Q: What is the new GST structure rule?

Ans:

The Indian government made e-invoicing mandatory for all business-to-business (B2B) transactions with a turnover of above 100 crores as of January 1, 2021, under the new regulation of the GST law's framework.

Q: What exactly does the phrase "goal-oriented tax consumption" mean?

Ans:

Under the GST tax structure, the tax collected would be paid to the taxing authority, which controls the location of consumption, according to the notion of goal-oriented tax consumption.

Q: What does the GST structure's requirement for Dual GST entail?

Ans:

Due to the fact that taxes under the GST system are split between the federal government and state governments, a dual GST makes it easier to preserve the nation's federal structure in accordance with the Constitution's provisions.

Q: An integrated goods and services tax is what?

Ans:
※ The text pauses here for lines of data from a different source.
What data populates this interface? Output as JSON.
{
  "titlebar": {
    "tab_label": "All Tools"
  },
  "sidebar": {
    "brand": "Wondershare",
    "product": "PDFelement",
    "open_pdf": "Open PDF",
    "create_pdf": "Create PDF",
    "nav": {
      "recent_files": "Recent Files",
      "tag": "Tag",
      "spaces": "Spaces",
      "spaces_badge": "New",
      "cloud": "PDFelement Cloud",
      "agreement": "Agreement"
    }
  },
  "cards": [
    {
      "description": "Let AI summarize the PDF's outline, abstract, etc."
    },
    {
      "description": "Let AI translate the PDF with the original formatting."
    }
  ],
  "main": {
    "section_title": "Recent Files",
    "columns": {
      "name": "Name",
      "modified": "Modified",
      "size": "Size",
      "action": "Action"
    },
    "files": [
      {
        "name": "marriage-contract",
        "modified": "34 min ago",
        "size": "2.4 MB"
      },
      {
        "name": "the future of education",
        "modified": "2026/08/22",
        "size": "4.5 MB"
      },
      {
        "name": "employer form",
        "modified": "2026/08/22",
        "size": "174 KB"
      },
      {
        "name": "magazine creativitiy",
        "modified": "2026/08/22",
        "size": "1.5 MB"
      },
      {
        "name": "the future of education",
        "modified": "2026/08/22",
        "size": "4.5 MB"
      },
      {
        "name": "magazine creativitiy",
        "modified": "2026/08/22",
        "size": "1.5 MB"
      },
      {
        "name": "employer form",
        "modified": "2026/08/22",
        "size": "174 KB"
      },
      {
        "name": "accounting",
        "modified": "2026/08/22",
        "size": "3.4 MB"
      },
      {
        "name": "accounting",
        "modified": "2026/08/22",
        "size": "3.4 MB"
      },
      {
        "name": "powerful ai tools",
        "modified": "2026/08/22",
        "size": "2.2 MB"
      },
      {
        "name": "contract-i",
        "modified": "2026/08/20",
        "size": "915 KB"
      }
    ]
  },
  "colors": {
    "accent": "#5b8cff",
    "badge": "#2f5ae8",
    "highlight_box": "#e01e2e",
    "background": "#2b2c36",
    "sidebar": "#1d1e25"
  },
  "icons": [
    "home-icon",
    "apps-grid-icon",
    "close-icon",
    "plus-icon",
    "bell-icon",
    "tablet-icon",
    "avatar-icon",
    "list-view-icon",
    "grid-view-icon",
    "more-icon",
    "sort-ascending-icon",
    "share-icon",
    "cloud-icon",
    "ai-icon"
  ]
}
An Integrated GST (IGST) would be levied against and appropriated by the Central Government for inter-State procurement of goods and services under the new inverted tax structure of the GST system.